#### Exercise instructions:
The pictures must be left out, while the rest of the data is copied exactly.

(Stored dataset items)
━━━━━━━━━━━━━━━━

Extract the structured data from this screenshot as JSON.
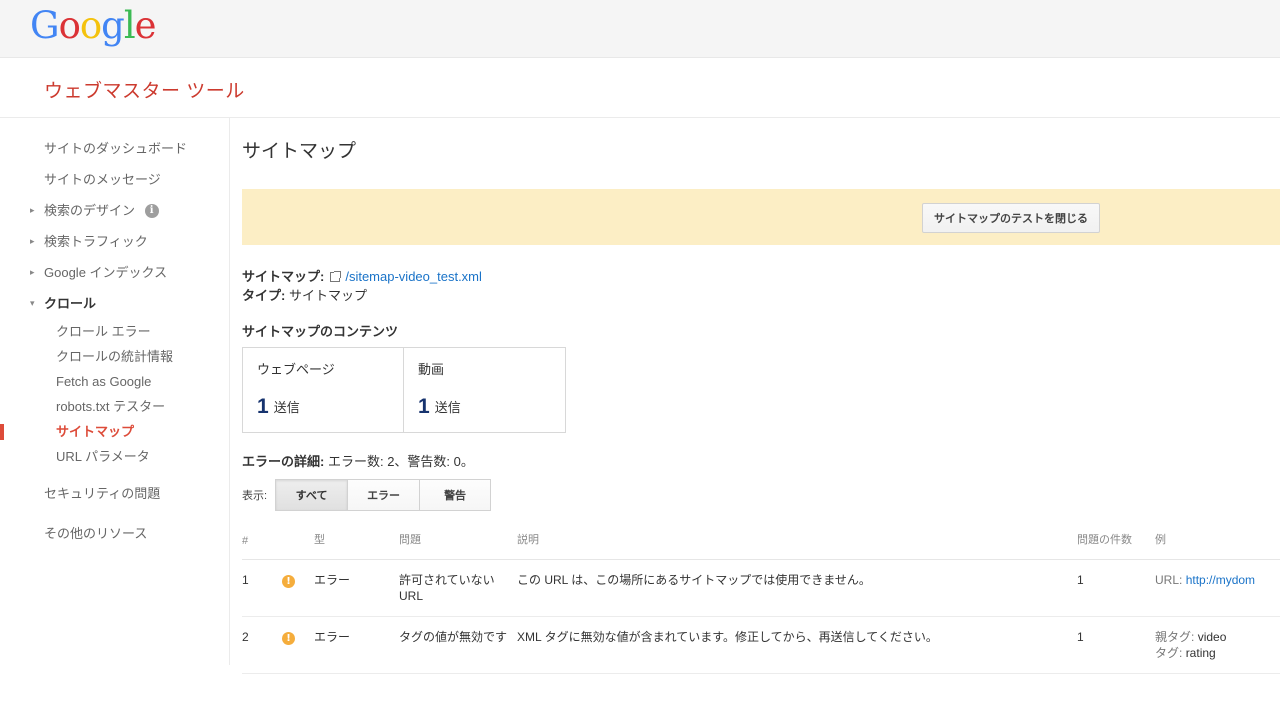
{
  "header": {
    "logo_letters": [
      {
        "char": "G",
        "color": "#4285f4"
      },
      {
        "char": "o",
        "color": "#db3236"
      },
      {
        "char": "o",
        "color": "#f4c20d"
      },
      {
        "char": "g",
        "color": "#4285f4"
      },
      {
        "char": "l",
        "color": "#3cba54"
      },
      {
        "char": "e",
        "color": "#db3236"
      }
    ],
    "product_title": "ウェブマスター ツール"
  },
  "sidebar": {
    "items": [
      {
        "label": "サイトのダッシュボード",
        "type": "link"
      },
      {
        "label": "サイトのメッセージ",
        "type": "link"
      },
      {
        "label": "検索のデザイン",
        "type": "group",
        "arrow": "▸",
        "has_info_icon": true
      },
      {
        "label": "検索トラフィック",
        "type": "group",
        "arrow": "▸"
      },
      {
        "label": "Google インデックス",
        "type": "group",
        "arrow": "▸"
      },
      {
        "label": "クロール",
        "type": "group-expanded",
        "arrow": "▾"
      },
      {
        "label": "クロール エラー",
        "type": "child"
      },
      {
        "label": "クロールの統計情報",
        "type": "child"
      },
      {
        "label": "Fetch as Google",
        "type": "child"
      },
      {
        "label": "robots.txt テスター",
        "type": "child"
      },
      {
        "label": "サイトマップ",
        "type": "child-active"
      },
      {
        "label": "URL パラメータ",
        "type": "child"
      },
      {
        "label": "セキュリティの問題",
        "type": "link"
      },
      {
        "label": "その他のリソース",
        "type": "link"
      }
    ],
    "active_color": "#dd4b39"
  },
  "main": {
    "page_title": "サイトマップ",
    "banner": {
      "close_test_button": "サイトマップのテストを閉じる",
      "background_color": "#fceec5"
    },
    "meta": {
      "sitemap_label": "サイトマップ:",
      "sitemap_url": "/sitemap-video_test.xml",
      "type_label": "タイプ:",
      "type_value": "サイトマップ"
    },
    "contents": {
      "title": "サイトマップのコンテンツ",
      "cards": [
        {
          "label": "ウェブページ",
          "number": "1",
          "unit": "送信"
        },
        {
          "label": "動画",
          "number": "1",
          "unit": "送信"
        }
      ]
    },
    "errors": {
      "heading_label": "エラーの詳細:",
      "heading_text": "エラー数: 2、警告数: 0。",
      "filter_label": "表示:",
      "filters": [
        {
          "label": "すべて",
          "selected": true
        },
        {
          "label": "エラー",
          "selected": false
        },
        {
          "label": "警告",
          "selected": false
        }
      ]
    },
    "table": {
      "columns": [
        "#",
        "",
        "型",
        "問題",
        "説明",
        "問題の件数",
        "例"
      ],
      "rows": [
        {
          "num": "1",
          "icon": "warning-icon",
          "type": "エラー",
          "issue": "許可されていない URL",
          "description": "この URL は、この場所にあるサイトマップでは使用できません。",
          "count": "1",
          "example_label": "URL:",
          "example_value": "http://mydom",
          "example_line2_label": "",
          "example_line2_value": ""
        },
        {
          "num": "2",
          "icon": "warning-icon",
          "type": "エラー",
          "issue": "タグの値が無効です",
          "description": "XML タグに無効な値が含まれています。修正してから、再送信してください。",
          "count": "1",
          "example_label": "親タグ:",
          "example_value": "video",
          "example_line2_label": "タグ:",
          "example_line2_value": "rating"
        }
      ]
    }
  }
}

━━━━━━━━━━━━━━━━

#### Result of the exercise:
Extract the structured data from this screenshot as JSON.
{
  "header": {
    "logo_letters": [
      {
        "char": "G",
        "color": "#4285f4"
      },
      {
        "char": "o",
        "color": "#db3236"
      },
      {
        "char": "o",
        "color": "#f4c20d"
      },
      {
        "char": "g",
        "color": "#4285f4"
      },
      {
        "char": "l",
        "color": "#3cba54"
      },
      {
        "char": "e",
        "color": "#db3236"
      }
    ],
    "product_title": "ウェブマスター ツール"
  },
  "sidebar": {
    "items": [
      {
        "label": "サイトのダッシュボード",
        "type": "link"
      },
      {
        "label": "サイトのメッセージ",
        "type": "link"
      },
      {
        "label": "検索のデザイン",
        "type": "group",
        "arrow": "▸",
        "has_info_icon": true
      },
      {
        "label": "検索トラフィック",
        "type": "group",
        "arrow": "▸"
      },
      {
        "label": "Google インデックス",
        "type": "group",
        "arrow": "▸"
      },
      {
        "label": "クロール",
        "type": "group-expanded",
        "arrow": "▾"
      },
      {
        "label": "クロール エラー",
        "type": "child"
      },
      {
        "label": "クロールの統計情報",
        "type": "child"
      },
      {
        "label": "Fetch as Google",
        "type": "child"
      },
      {
        "label": "robots.txt テスター",
        "type": "child"
      },
      {
        "label": "サイトマップ",
        "type": "child-active"
      },
      {
        "label": "URL パラメータ",
        "type": "child"
      },
      {
        "label": "セキュリティの問題",
        "type": "link"
      },
      {
        "label": "その他のリソース",
        "type": "link"
      }
    ],
    "active_color": "#dd4b39"
  },
  "main": {
    "page_title": "サイトマップ",
    "banner": {
      "close_test_button": "サイトマップのテストを閉じる",
      "background_color": "#fceec5"
    },
    "meta": {
      "sitemap_label": "サイトマップ:",
      "sitemap_url": "/sitemap-video_test.xml",
      "type_label": "タイプ:",
      "type_value": "サイトマップ"
    },
    "contents": {
      "title": "サイトマップのコンテンツ",
      "cards": [
        {
          "label": "ウェブページ",
          "number": "1",
          "unit": "送信"
        },
        {
          "label": "動画",
          "number": "1",
          "unit": "送信"
        }
      ]
    },
    "errors": {
      "heading_label": "エラーの詳細:",
      "heading_text": "エラー数: 2、警告数: 0。",
      "filter_label": "表示:",
      "filters": [
        {
          "label": "すべて",
          "selected": true
        },
        {
          "label": "エラー",
          "selected": false
        },
        {
          "label": "警告",
          "selected": false
        }
      ]
    },
    "table": {
      "columns": [
        "#",
        "",
        "型",
        "問題",
        "説明",
        "問題の件数",
        "例"
      ],
      "rows": [
        {
          "num": "1",
          "icon": "warning-icon",
          "type": "エラー",
          "issue": "許可されていない URL",
          "description": "この URL は、この場所にあるサイトマップでは使用できません。",
          "count": "1",
          "example_label": "URL:",
          "example_value": "http://mydom",
          "example_line2_label": "",
          "example_line2_value": ""
        },
        {
          "num": "2",
          "icon": "warning-icon",
          "type": "エラー",
          "issue": "タグの値が無効です",
          "description": "XML タグに無効な値が含まれています。修正してから、再送信してください。",
          "count": "1",
          "example_label": "親タグ:",
          "example_value": "video",
          "example_line2_label": "タグ:",
          "example_line2_value": "rating"
        }
      ]
    }
  }
}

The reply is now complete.